Released: Nov. 14, 1995

Mild horror fantasy and first novel telling of a big garden in tune with the Brazilian rain forests and a vanished Mayan civilization. Annie, Mark, and five-year-old David move into an old Victorian house sold to them with a proviso—namely, that they keep up the garden and not sell it to the bank for paving over into a parking lot. When the bank makes a big offer, Annie refuses, though Mark wants to sell. Meanwhile, several women in the community are murdered with arrows and have their hearts torn out. Mark, often away on business when the murders happen and an archer in college, falls under his wife's suspicion; little David starts communing with the garden, which talks to him; and Annie finds herself entering the mind of an owl. She also grows fearful of burly biker Harley Baer, from the start a flat-out villain who hangs around and wants to rent the dusty old garage apartment. Is Harley the murderer or simply the golem for a Toltec spirit who wants to waste the planet, starting locally with paving over the garden? Annie falls in with Mariah, an herbalist with a family book going back countless centuries and filled with magical plant nostrums; a friendly Mayan priest arrives by astral means and protects Annie and David from the monstrous Toltec; and so on. Although a thinking garden that speaks for the rain forest and is peopled with Indian astrals is a pleasant conceit, nothing's ever very real here: The many grisly murders—even of the family's teenage baby-sitter— never attract the massive journalistic invasion we'd expect, and the dialogue simply urges the story along without reflecting the profound emotional responses the deaths would seemingly evoke. Like an older YA horror novel or a marriage of The Secret Garden and Rosemary's Baby.
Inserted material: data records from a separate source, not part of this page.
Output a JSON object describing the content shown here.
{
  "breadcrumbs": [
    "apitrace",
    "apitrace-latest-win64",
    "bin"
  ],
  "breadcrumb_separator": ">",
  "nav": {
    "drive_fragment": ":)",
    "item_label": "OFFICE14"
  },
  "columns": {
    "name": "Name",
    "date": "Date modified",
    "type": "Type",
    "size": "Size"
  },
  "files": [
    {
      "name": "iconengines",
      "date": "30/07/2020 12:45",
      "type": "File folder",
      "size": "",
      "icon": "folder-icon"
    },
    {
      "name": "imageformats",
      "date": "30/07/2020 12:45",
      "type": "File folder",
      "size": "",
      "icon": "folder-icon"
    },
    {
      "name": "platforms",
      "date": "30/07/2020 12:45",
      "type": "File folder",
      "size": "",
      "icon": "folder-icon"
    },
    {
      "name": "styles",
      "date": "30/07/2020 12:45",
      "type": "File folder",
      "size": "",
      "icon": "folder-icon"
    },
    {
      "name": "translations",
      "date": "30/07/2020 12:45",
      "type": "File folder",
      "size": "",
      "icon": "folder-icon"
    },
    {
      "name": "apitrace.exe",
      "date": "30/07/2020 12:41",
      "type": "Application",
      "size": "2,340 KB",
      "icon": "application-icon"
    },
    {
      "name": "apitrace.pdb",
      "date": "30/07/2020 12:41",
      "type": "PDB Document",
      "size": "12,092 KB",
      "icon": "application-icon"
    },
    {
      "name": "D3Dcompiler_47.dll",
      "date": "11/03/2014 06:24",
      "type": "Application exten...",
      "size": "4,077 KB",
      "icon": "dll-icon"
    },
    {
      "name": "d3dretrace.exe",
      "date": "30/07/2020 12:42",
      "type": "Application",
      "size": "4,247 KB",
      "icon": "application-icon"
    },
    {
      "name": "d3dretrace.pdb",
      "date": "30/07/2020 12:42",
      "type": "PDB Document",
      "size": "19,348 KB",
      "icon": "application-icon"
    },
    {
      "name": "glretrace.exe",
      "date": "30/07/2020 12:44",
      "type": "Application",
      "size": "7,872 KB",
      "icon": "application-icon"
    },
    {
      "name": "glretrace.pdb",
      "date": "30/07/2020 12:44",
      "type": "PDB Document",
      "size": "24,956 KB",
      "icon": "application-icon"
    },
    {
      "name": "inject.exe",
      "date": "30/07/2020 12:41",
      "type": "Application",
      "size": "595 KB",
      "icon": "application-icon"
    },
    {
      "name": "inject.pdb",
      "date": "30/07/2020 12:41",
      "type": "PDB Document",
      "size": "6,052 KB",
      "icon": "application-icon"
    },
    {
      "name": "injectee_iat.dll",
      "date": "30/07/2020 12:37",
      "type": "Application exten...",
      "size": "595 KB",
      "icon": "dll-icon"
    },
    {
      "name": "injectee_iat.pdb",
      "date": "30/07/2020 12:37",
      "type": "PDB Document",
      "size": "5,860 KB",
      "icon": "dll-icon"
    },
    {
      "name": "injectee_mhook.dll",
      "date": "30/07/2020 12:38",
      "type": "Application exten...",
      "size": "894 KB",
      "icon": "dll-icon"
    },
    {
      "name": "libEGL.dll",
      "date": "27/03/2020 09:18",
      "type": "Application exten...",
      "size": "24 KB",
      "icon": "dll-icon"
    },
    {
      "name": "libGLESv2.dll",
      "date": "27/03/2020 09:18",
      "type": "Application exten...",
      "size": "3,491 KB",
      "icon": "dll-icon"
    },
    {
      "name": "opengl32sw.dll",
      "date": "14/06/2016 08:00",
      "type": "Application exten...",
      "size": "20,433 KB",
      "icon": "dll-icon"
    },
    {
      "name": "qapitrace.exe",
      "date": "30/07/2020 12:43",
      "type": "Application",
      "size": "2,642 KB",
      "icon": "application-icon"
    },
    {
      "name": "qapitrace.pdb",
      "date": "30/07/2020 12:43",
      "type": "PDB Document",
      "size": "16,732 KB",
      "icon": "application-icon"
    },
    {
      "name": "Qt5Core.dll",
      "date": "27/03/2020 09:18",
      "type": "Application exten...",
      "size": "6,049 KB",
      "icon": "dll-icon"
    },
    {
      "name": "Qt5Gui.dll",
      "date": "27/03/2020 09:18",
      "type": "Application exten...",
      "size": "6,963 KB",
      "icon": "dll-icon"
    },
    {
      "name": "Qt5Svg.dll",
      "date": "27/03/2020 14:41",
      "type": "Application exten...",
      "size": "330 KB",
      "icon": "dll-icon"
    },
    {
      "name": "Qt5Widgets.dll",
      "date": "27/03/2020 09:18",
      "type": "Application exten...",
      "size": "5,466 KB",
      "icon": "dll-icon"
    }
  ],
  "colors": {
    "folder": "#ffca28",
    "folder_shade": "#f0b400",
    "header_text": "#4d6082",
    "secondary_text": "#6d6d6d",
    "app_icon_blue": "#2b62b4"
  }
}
May the gladiolas protect you, and watch out for chestnut trees throwing burrs. Read full book review >